Competing Interests

The authors declare no competing interests.

Corresponding author

Correspondence to J. Thomas Brenna.

Electronic supplementary material

About this article

Publication history





Rights and permissions

Creative Commons BY

Open Access This article is licensed under a Creative Commons Attribution 4.0 International License, which permits use, sharing, adaptation, distribution and reproduction in any medium or format, as long as you give appropriate credit to the original author(s) and the source, provide a link to the Creative Commons license, and indicate if changes were made.

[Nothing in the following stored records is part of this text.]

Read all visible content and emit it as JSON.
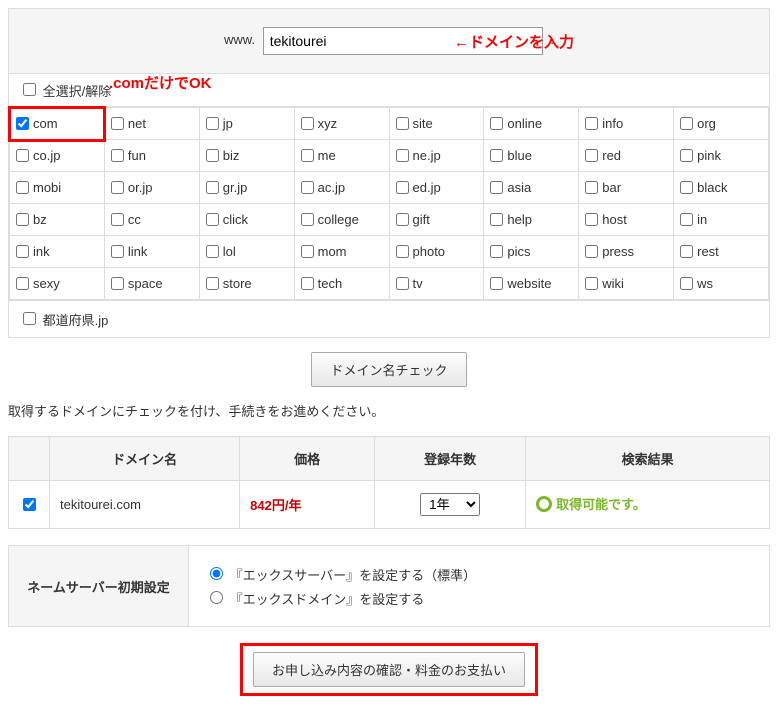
{
  "search": {
    "www": "www.",
    "value": "tekitourei",
    "dot": ".",
    "annot_input": "←ドメインを入力"
  },
  "select_all": "全選択/解除",
  "annot_com": ".comだけでOK",
  "tlds": [
    [
      "com",
      "net",
      "jp",
      "xyz",
      "site",
      "online",
      "info",
      "org"
    ],
    [
      "co.jp",
      "fun",
      "biz",
      "me",
      "ne.jp",
      "blue",
      "red",
      "pink"
    ],
    [
      "mobi",
      "or.jp",
      "gr.jp",
      "ac.jp",
      "ed.jp",
      "asia",
      "bar",
      "black"
    ],
    [
      "bz",
      "cc",
      "click",
      "college",
      "gift",
      "help",
      "host",
      "in"
    ],
    [
      "ink",
      "link",
      "lol",
      "mom",
      "photo",
      "pics",
      "press",
      "rest"
    ],
    [
      "sexy",
      "space",
      "store",
      "tech",
      "tv",
      "website",
      "wiki",
      "ws"
    ]
  ],
  "pref_jp": "都道府県.jp",
  "check_button": "ドメイン名チェック",
  "instruction": "取得するドメインにチェックを付け、手続きをお進めください。",
  "result": {
    "headers": {
      "domain": "ドメイン名",
      "price": "価格",
      "years": "登録年数",
      "status": "検索結果"
    },
    "row": {
      "domain": "tekitourei.com",
      "price": "842円/年",
      "years": "1年",
      "status": "取得可能です。"
    }
  },
  "ns": {
    "header": "ネームサーバー初期設定",
    "opt1": "『エックスサーバー』を設定する（標準）",
    "opt2": "『エックスドメイン』を設定する"
  },
  "submit_button": "お申し込み内容の確認・料金のお支払い"
}
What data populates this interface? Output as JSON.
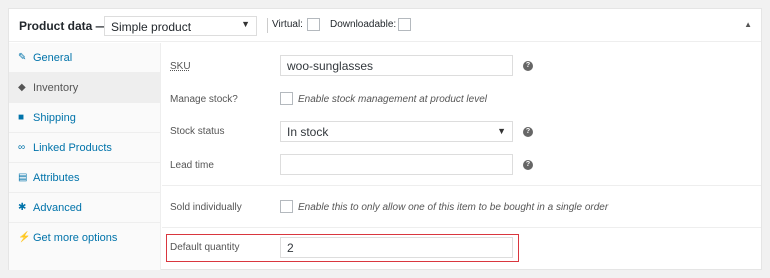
{
  "header": {
    "title": "Product data —",
    "product_type": "Simple product",
    "virtual_label": "Virtual:",
    "downloadable_label": "Downloadable:"
  },
  "sidebar": {
    "items": [
      {
        "label": "General",
        "icon": "wrench-icon"
      },
      {
        "label": "Inventory",
        "icon": "tag-icon"
      },
      {
        "label": "Shipping",
        "icon": "truck-icon"
      },
      {
        "label": "Linked Products",
        "icon": "link-icon"
      },
      {
        "label": "Attributes",
        "icon": "list-icon"
      },
      {
        "label": "Advanced",
        "icon": "gear-icon"
      },
      {
        "label": "Get more options",
        "icon": "plugin-icon"
      }
    ],
    "active": "Inventory"
  },
  "inventory": {
    "sku_label": "SKU",
    "sku_value": "woo-sunglasses",
    "manage_stock_label": "Manage stock?",
    "manage_stock_text": "Enable stock management at product level",
    "stock_status_label": "Stock status",
    "stock_status_value": "In stock",
    "lead_time_label": "Lead time",
    "lead_time_value": "",
    "sold_individually_label": "Sold individually",
    "sold_individually_text": "Enable this to only allow one of this item to be bought in a single order",
    "default_quantity_label": "Default quantity",
    "default_quantity_value": "2"
  },
  "colors": {
    "link": "#0073aa",
    "highlight": "#d9363e"
  }
}
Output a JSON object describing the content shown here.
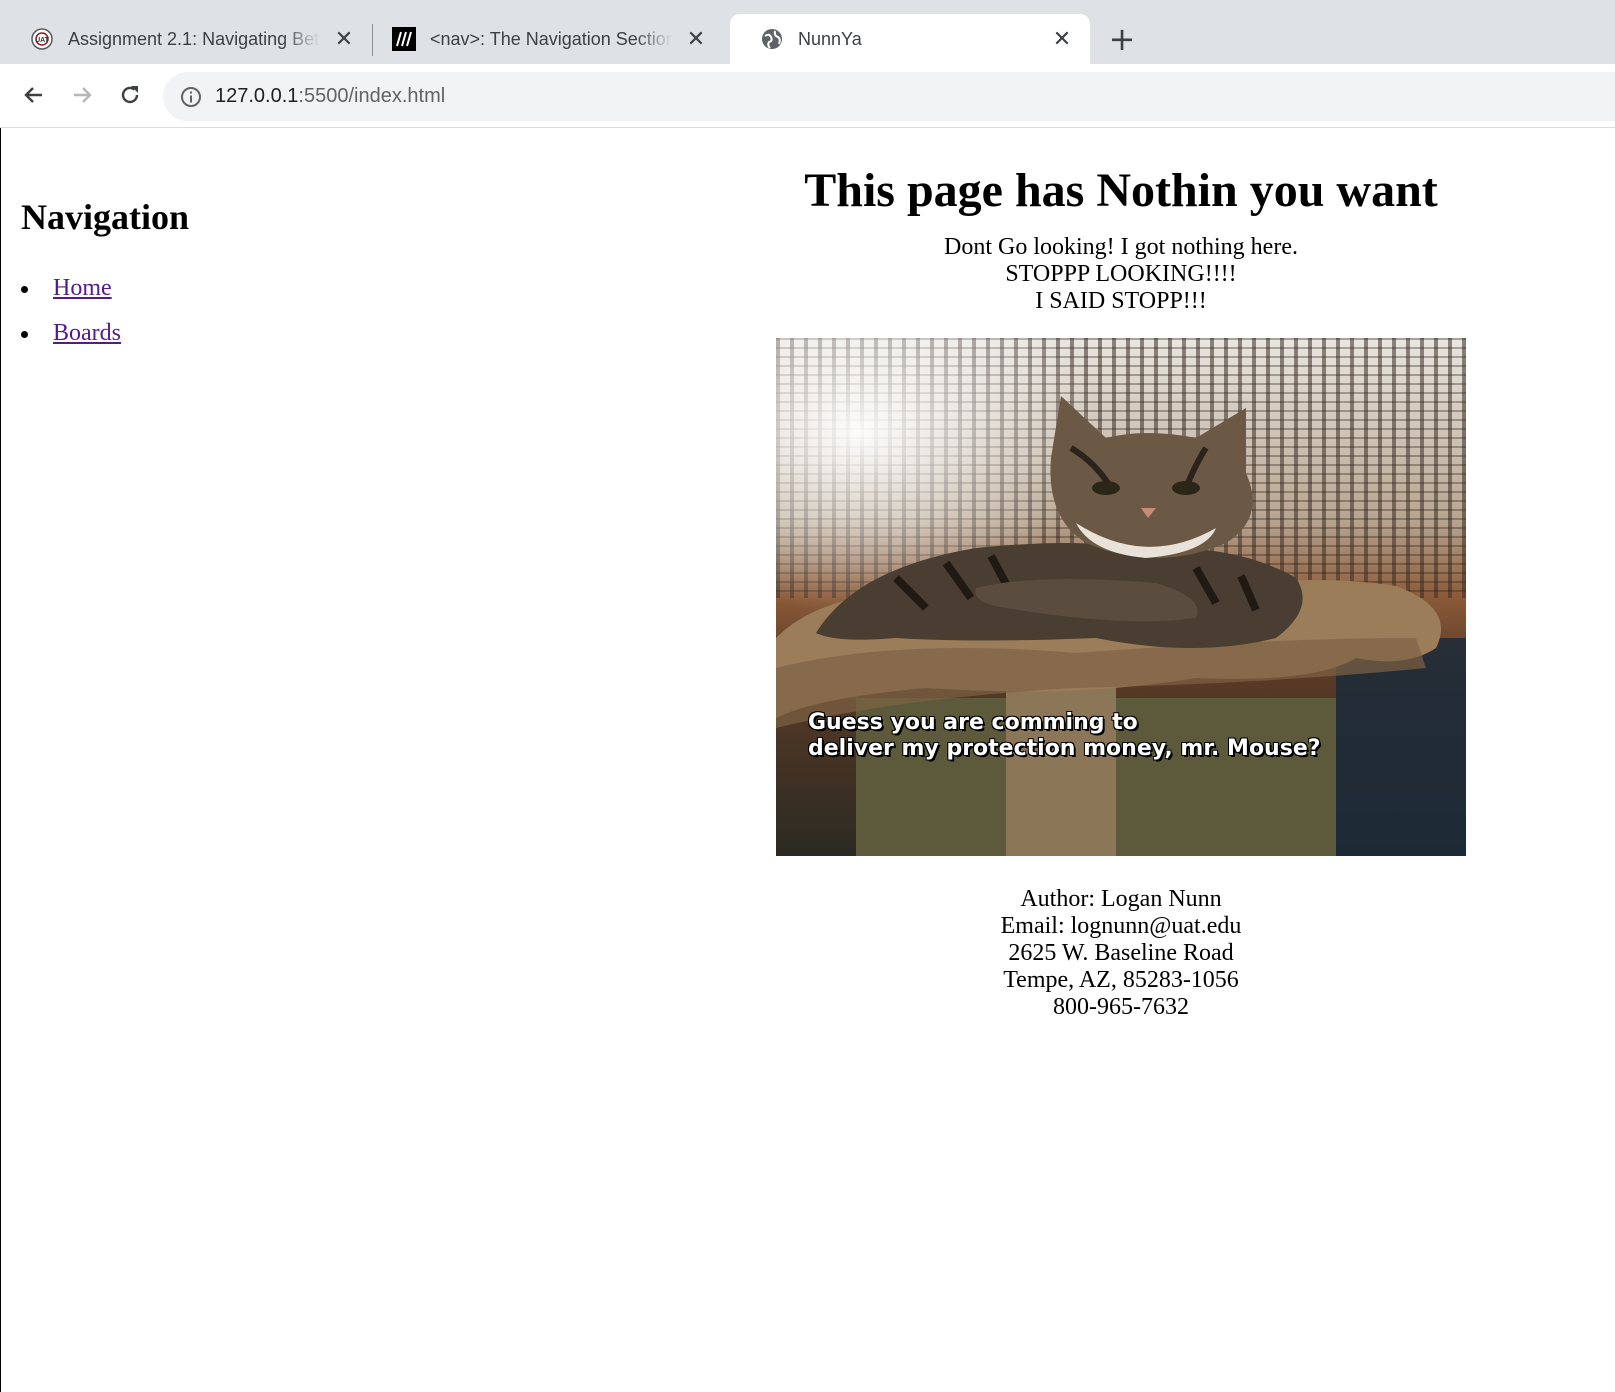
{
  "browser": {
    "tabs": [
      {
        "title": "Assignment 2.1: Navigating Between Pages",
        "icon": "uat-logo-icon",
        "active": false
      },
      {
        "title": "<nav>: The Navigation Section element",
        "icon": "mdn-logo-icon",
        "active": false
      },
      {
        "title": "NunnYa",
        "icon": "globe-icon",
        "active": true
      }
    ],
    "address": {
      "host": "127.0.0.1",
      "path": ":5500/index.html"
    }
  },
  "nav": {
    "heading": "Navigation",
    "links": [
      "Home",
      "Boards"
    ]
  },
  "main": {
    "title": "This page has Nothin you want",
    "intro_lines": [
      "Dont Go looking! I got nothing here.",
      "STOPPP LOOKING!!!!",
      "I SAID STOPP!!!"
    ],
    "meme": {
      "caption_lines": [
        "Guess you are comming to",
        "deliver my protection money, mr. Mouse?"
      ]
    },
    "contact_lines": [
      "Author: Logan Nunn",
      "Email: lognunn@uat.edu",
      "2625 W. Baseline Road",
      "Tempe, AZ, 85283-1056",
      "800-965-7632"
    ]
  },
  "colors": {
    "visited_link": "#551a8b",
    "tabstrip": "#dee1e6",
    "omnibox": "#f1f3f4"
  }
}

The images or other third party material in this article are included in the article’s Creative Commons license, unless indicated otherwise in a credit line to the material. If material is not included in the article’s Creative Commons license and your intended use is not permitted by statutory regulation or exceeds the permitted use, you will need to obtain permission directly from the copyright holder. To view a copy of this license, visit


By submitting a comment you agree to abide by our Terms and Community Guidelines. If you find something abusive or that does not comply with our terms or guidelines please flag it as inappropriate.